Awards Daily shoots off a quick work email to Severance cinematographer Jessica Lee Gagné about the distinct look of Apple TV+’s fresh sci-fi drama.
Apple TV+’s Severance is a television series unlike any other, with a look unlike any other. At the fictional company Lumon, employees undergo a severance operation where their work selves never have to know their out-of-office selves—and vice versa. When employees like Mark (Adam Scott) enter into Lumon’s headquarters, they are welcomed with bright light and little pops of colors like blues and greens. The contrast of the innie world is stark compared to the real-life outie world, which is dreary and dark.
I had the opportunity to e-chat with Severance cinematographer Jessica Lee Gagné about the series’ unforgettable look, what the color palettes represent, and what it was like filming the “Defiant Jazz” scene.
Awards Daily: What kinds of colors palettes did you work with? I feel like there are lots of greens. What do the colors represent?
Jessica Lee Gagné: That palette is very much inspired by Ben’s [Stiller] personal taste. It is safe to say that his favourite colour is blue. I think a cool green is the close second. These blues and greens were definitely a theme for us. If I were to look into it, I would say they are colours of coolness and calmness, which can relate to the illusion of serenity that Lumon gives off. If we were going in other tones such as browns or red, we were usually in spaces that could be unusual or uncomfortable for Mark.
The world of Severance is calculated and controlled, which explains the minimal and intentional use of colour. There was no specific plan towards colour. I think it was just intuitive decision making.
AD: How are the color palettes and look in the “real world” different than in the office? What did you do to create that contrast?
JLG: The look of the inside and outside worlds are quite different. You find vibrant, saturated colours with higher contrasts in the underground world. The outside world is drab and quite monotonous. There is also a different lensing style. The outside world is classically shot, mostly in studio style. The camera tends to be further away observing Mark at a distance, while on the inside the camera moves in a more robotic fashion. The innie universe is also shot with wider lenses and tends to be more unusual and awkward, creating anxiety.
AD: The light in the Lumon office is so bright. What did you do to achieve that brightness?

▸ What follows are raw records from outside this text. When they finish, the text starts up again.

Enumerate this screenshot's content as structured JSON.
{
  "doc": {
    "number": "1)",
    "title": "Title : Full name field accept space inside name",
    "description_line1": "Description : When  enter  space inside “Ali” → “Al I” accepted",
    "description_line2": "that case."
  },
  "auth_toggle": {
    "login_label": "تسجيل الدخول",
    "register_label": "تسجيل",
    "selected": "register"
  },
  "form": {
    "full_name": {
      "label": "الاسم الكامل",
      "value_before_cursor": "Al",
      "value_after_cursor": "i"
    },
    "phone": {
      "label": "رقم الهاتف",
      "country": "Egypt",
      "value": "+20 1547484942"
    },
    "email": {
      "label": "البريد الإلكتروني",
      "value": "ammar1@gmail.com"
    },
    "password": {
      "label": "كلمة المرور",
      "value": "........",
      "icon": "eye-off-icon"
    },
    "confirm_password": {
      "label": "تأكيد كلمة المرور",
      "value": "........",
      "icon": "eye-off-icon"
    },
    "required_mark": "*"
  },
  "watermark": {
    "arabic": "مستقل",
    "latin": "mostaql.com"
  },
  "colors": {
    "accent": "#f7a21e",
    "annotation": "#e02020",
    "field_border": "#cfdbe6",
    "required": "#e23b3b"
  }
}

JLG: The main office was lit by about 90 S60 Arri sky panels. We pushed for using sky panels to get an optimum amount of power in order to shoot at deeper stops with some of our slower zoom lenses. Furthermore, we knew that there would be some fun colour design sequences coming up, such as MDR. So the choice was a practical one for programming. The vibrancy and pop of the highlights was something we leaned into in the grade with the colourists, Tom Poole and Drew Geary at Company3. We really pushed to use the Sony Venice’s potential with HDR, expanding the contrast as much as we could through pure whites and blacks, something you can really enjoy when using HDR to its full potential.

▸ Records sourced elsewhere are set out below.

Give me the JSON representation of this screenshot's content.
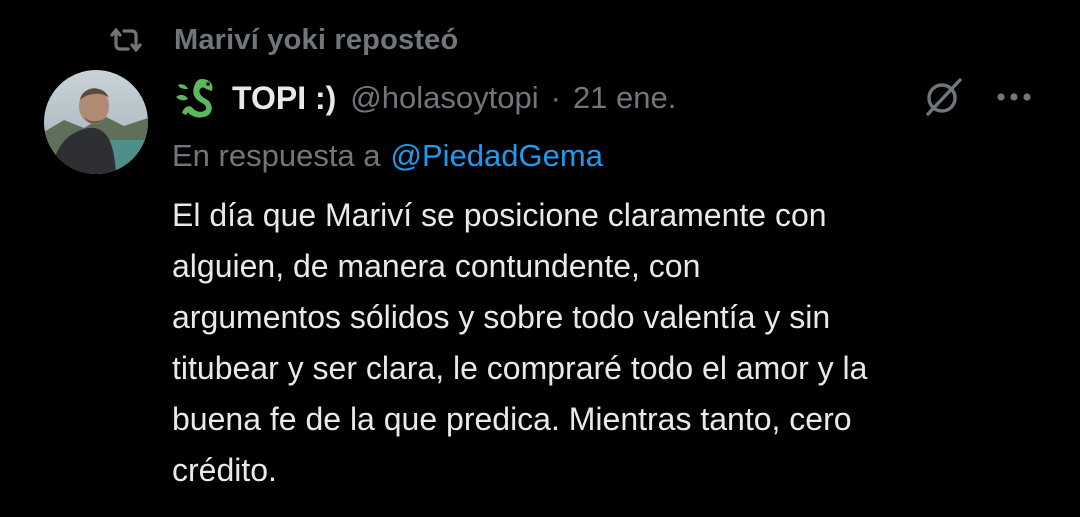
{
  "repost": {
    "icon": "repost-icon",
    "label": "Mariví yoki reposteó"
  },
  "author": {
    "avatar_icon": "avatar-photo",
    "emoji_icon": "dragon-emoji-icon",
    "display_name": "TOPI :)",
    "handle": "@holasoytopi",
    "separator": "·",
    "date": "21 ene."
  },
  "actions": {
    "grok_icon": "grok-icon",
    "more_icon": "more-icon"
  },
  "reply": {
    "prefix": "En respuesta a",
    "mention": "@PiedadGema"
  },
  "tweet": {
    "lines": [
      "El día que Mariví se posicione claramente con",
      "alguien, de manera contundente, con",
      "argumentos sólidos y sobre todo valentía y sin",
      "titubear y ser clara, le compraré todo el amor y la",
      "buena fe de la que predica. Mientras tanto, cero",
      "crédito."
    ]
  },
  "colors": {
    "background": "#000000",
    "text_primary": "#e7e9ea",
    "text_secondary": "#71767b",
    "link": "#1d9bf0",
    "emoji_green": "#5cb85c"
  }
}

AD: You really get to play with a lot of angles on this show. Were there any particular ones that you had fun with?
JLG: There was an endless amount of angles. It felt infinite at times, like you could put down the camera anywhere and it was amazing. Sometimes the challenge of choosing the best frame was mind-boggling. I think this speaks to the genius of the MDR set. When a set is good, it provides endless frames. So for me, the frames in this set are my fave.
AD: There are definitely lots of color changes in the Defiant Jazz scene. What was it like shooting this scene?
JLG: It was like shooting a music video. We just let the music and Milchick guide us. This is why steadicam was the perfect tool for this dance improv. The lighting took weeks to perfect. Ben [Stiller] gave the gaffer and I the music, and we just took our time in developing a crescendo aesthetic that felt hypnotizing. Every time we tested it in the office, people would be so affected and triggered by it. You couldn’t help but be hypnotized by it after having spent months in that set with its white lights.
AD: I find it interesting that it’s so white and bright in the office and then outside it’s white with snow but has a duller light. Do you think they are reflections of each other in some way?
JLG: Definitely, I think the outside world has been tainted by life and its experiences. The grey and the dirty mess of the outside world reflects Mark’s depressive state. However, that state is meant to disappear as he heads down into the severed world where everything is clean and perfect, unaffected by life’s conditioning.
Season 1 of Severance is streaming on Apple TV+.